:: RECORD EXCERPTS ::
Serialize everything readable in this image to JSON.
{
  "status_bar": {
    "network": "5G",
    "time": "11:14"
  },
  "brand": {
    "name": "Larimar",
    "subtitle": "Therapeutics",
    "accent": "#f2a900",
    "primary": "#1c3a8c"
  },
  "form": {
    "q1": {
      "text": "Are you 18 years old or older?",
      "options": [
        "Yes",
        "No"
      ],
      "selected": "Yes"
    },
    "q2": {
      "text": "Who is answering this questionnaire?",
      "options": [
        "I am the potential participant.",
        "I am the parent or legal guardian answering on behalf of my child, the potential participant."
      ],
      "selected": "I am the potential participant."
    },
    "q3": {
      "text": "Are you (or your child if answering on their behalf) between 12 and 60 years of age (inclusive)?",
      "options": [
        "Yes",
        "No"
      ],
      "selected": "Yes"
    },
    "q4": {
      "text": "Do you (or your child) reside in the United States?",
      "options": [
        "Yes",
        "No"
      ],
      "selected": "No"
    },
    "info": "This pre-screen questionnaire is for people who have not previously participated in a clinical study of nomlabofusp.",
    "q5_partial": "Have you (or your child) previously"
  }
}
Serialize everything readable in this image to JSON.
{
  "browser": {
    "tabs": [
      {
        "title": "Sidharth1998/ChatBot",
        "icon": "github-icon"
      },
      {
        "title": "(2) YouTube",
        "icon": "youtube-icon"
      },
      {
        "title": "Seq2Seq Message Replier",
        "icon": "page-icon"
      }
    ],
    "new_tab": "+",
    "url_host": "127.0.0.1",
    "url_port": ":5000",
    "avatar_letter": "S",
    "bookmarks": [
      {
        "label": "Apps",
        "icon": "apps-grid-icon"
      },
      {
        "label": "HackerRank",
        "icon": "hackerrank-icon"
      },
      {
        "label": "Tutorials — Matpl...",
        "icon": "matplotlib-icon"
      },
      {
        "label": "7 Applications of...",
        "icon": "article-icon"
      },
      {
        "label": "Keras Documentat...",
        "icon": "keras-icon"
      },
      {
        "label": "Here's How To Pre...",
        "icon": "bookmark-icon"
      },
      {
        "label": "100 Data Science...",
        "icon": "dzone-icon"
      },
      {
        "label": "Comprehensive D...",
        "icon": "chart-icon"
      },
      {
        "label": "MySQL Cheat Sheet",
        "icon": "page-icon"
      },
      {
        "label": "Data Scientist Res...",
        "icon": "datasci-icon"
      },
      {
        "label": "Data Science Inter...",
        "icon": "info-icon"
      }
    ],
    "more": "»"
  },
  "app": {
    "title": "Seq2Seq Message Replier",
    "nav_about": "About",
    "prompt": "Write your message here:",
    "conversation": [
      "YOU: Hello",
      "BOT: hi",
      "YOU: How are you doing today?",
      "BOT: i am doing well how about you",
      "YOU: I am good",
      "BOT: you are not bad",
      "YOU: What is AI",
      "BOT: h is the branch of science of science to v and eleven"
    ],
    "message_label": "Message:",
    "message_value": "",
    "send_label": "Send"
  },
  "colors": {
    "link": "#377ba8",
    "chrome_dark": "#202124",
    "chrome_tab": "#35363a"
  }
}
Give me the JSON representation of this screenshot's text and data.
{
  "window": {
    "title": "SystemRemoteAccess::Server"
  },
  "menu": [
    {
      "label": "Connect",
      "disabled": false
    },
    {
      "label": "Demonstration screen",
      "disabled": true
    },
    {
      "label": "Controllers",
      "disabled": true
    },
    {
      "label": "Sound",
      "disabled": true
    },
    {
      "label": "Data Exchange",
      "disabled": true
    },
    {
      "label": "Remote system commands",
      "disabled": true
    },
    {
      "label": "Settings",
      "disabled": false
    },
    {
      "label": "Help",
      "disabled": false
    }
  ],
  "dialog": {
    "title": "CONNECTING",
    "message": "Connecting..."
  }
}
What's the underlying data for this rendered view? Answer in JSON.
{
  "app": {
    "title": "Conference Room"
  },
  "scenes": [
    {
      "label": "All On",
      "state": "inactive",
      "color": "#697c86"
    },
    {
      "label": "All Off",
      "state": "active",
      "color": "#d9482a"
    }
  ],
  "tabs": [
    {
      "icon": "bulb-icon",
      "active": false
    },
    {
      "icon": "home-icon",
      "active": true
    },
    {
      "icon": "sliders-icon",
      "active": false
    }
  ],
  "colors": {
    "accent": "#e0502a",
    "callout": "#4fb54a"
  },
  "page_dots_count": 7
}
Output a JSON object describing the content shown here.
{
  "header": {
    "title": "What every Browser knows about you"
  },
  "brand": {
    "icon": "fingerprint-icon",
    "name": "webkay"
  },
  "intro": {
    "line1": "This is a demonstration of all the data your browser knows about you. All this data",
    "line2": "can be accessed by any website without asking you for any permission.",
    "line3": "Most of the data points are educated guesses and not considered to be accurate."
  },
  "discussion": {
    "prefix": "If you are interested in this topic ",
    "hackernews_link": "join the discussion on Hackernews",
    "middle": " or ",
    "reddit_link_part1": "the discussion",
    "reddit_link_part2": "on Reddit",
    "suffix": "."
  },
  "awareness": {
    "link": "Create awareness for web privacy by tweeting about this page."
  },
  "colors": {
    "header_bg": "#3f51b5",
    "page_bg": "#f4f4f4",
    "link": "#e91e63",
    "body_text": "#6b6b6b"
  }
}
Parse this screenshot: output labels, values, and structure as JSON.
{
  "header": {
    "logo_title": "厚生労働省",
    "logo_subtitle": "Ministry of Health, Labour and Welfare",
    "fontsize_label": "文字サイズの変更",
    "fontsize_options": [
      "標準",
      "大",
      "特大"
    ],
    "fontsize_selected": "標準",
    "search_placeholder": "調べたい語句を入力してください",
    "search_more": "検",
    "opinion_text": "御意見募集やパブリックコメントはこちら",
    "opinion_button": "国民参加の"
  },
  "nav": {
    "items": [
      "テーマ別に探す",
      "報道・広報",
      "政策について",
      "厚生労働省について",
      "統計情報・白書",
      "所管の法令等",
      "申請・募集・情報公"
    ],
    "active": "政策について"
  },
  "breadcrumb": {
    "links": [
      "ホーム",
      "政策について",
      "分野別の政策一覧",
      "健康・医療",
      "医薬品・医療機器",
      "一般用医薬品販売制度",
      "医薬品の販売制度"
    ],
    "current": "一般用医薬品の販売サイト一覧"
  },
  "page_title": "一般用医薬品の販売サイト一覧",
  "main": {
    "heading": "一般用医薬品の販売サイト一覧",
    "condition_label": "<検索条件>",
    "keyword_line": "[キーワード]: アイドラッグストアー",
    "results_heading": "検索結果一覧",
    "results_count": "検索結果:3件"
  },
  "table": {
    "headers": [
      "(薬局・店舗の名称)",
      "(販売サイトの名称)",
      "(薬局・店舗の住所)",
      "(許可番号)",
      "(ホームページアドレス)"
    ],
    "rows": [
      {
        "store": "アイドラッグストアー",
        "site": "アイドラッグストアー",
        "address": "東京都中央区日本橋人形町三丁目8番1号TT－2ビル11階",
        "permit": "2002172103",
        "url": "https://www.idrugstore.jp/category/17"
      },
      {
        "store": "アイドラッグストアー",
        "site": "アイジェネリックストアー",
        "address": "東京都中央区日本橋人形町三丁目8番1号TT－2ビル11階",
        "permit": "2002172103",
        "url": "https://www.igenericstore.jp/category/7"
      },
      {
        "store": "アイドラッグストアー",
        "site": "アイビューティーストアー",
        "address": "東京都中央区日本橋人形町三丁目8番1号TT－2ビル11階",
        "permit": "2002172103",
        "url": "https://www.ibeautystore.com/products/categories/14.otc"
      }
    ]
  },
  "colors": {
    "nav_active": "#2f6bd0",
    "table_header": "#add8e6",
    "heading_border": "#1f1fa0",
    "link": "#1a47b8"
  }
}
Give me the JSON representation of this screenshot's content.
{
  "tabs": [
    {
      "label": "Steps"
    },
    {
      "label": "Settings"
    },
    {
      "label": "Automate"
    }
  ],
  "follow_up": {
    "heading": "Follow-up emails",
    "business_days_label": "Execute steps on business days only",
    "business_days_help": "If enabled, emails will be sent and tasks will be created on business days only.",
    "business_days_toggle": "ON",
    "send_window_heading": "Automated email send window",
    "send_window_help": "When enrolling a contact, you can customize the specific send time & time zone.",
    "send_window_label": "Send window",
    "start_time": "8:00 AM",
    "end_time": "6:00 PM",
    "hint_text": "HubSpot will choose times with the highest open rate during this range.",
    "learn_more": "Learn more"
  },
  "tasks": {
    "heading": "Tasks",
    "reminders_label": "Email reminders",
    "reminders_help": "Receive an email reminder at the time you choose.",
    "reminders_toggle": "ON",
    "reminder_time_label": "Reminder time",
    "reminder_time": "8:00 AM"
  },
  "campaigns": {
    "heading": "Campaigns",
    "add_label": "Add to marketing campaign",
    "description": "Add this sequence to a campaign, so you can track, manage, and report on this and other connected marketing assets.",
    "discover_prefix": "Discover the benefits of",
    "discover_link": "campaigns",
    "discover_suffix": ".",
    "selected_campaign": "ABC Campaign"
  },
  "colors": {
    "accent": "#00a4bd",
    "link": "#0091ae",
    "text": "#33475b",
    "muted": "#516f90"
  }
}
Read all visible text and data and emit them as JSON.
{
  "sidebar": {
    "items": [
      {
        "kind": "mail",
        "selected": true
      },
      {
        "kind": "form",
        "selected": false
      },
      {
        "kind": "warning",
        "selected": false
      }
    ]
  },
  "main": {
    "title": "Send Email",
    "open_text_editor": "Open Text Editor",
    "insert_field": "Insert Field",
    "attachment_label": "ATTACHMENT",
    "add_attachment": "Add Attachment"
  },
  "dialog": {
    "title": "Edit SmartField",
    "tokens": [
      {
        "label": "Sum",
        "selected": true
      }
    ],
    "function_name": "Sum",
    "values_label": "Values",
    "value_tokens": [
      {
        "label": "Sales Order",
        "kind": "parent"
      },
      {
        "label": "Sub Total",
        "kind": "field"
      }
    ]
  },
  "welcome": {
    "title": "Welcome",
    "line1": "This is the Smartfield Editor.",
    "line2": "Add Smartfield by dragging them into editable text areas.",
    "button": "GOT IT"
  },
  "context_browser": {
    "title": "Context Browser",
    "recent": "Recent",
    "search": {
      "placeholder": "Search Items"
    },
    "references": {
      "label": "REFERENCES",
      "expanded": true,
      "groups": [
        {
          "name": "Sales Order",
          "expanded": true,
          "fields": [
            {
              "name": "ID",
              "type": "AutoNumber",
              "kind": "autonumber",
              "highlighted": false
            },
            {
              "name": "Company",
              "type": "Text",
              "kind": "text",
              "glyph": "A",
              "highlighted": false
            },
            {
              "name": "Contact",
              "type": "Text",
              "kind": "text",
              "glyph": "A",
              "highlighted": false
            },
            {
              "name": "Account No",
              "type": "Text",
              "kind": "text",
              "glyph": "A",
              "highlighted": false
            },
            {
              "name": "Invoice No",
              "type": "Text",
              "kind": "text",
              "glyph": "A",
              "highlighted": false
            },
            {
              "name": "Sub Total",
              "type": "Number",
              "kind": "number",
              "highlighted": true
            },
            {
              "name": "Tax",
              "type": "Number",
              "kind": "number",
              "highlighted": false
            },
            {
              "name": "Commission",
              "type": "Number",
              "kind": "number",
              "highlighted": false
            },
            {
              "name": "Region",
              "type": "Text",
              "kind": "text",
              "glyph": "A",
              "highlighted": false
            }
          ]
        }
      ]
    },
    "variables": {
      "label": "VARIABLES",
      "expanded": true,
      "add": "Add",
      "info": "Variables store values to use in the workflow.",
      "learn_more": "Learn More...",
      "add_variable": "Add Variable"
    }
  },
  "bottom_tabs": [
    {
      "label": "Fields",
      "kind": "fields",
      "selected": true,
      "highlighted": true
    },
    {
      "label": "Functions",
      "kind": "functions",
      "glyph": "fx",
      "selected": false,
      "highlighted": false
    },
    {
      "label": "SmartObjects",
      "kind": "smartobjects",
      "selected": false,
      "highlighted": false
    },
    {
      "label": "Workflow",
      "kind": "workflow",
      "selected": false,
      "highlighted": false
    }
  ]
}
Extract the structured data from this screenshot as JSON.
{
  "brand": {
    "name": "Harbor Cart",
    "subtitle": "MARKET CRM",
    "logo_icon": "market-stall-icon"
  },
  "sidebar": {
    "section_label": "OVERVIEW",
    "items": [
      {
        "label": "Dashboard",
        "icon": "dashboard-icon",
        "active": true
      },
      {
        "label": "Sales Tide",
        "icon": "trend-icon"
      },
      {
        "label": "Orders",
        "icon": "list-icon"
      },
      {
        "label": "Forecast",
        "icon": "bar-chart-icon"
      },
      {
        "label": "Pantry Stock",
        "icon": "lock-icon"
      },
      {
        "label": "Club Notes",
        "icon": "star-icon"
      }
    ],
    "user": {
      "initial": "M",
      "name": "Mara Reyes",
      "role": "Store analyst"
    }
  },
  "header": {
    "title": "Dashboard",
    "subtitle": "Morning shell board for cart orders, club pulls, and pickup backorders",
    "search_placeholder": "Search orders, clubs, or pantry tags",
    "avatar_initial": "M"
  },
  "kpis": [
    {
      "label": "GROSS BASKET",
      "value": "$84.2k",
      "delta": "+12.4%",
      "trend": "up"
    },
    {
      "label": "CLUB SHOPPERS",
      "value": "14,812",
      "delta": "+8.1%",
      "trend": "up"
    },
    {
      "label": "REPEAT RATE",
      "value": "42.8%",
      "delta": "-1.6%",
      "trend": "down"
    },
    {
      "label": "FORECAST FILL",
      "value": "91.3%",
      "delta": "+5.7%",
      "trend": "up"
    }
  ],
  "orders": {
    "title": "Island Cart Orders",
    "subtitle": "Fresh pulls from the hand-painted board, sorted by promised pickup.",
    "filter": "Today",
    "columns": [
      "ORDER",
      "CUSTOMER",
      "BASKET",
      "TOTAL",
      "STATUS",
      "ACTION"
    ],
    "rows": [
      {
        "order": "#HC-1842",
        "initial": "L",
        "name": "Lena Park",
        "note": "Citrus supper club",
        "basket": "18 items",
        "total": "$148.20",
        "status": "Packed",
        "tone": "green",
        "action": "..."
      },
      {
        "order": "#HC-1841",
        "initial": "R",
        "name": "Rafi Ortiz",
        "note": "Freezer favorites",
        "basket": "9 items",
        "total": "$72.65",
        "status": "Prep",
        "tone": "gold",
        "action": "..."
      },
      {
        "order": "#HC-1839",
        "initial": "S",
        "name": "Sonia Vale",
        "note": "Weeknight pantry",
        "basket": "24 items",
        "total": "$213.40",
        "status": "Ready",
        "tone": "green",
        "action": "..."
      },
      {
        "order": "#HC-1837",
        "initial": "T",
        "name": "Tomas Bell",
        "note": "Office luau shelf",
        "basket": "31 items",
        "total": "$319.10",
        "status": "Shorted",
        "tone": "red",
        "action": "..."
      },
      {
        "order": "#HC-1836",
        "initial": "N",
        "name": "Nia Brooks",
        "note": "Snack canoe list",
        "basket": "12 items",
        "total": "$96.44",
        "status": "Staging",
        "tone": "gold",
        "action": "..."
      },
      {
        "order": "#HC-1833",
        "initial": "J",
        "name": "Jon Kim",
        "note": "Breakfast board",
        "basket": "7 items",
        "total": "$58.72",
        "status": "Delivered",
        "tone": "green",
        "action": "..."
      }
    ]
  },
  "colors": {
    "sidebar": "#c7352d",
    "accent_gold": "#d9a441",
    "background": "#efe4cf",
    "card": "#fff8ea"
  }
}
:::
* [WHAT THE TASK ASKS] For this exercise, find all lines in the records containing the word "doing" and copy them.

* [ANSWER SPACE]
      "YOU: How are you doing today?",
      "BOT: i am doing well how about you",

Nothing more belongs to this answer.